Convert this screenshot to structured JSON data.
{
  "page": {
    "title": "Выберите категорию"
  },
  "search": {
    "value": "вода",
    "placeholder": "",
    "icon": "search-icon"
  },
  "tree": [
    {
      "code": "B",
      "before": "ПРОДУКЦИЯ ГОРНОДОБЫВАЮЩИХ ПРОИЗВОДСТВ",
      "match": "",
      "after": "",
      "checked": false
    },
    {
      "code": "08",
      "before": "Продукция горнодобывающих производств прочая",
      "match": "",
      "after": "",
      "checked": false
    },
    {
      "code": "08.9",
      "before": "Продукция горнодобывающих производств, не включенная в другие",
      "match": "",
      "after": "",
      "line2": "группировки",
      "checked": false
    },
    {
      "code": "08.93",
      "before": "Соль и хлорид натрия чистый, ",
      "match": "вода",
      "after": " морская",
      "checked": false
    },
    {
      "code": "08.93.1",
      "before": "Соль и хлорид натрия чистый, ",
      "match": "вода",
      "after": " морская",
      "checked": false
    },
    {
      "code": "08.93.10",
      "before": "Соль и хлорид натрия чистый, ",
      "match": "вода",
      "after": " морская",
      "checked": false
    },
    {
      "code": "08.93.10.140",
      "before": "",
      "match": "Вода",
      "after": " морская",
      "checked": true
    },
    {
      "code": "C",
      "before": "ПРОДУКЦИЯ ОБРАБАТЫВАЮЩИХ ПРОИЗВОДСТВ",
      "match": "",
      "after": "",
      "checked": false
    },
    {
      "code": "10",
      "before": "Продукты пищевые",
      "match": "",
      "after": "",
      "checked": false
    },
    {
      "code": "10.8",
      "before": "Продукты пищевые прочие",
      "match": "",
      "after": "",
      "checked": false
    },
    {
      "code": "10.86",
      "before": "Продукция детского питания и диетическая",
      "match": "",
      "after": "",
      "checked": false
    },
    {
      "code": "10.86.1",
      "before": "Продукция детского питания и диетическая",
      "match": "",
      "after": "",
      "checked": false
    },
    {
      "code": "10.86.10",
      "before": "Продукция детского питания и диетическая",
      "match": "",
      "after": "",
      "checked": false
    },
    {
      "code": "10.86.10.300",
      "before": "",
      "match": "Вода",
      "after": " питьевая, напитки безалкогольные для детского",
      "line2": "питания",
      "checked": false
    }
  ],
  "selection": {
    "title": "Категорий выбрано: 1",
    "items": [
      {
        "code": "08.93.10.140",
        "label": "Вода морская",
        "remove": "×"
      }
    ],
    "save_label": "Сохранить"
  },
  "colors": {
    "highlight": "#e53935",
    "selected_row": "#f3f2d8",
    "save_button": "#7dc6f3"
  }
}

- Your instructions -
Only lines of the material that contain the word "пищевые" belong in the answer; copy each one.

- Response area -
      "before": "Продукты пищевые",
      "before": "Продукты пищевые прочие",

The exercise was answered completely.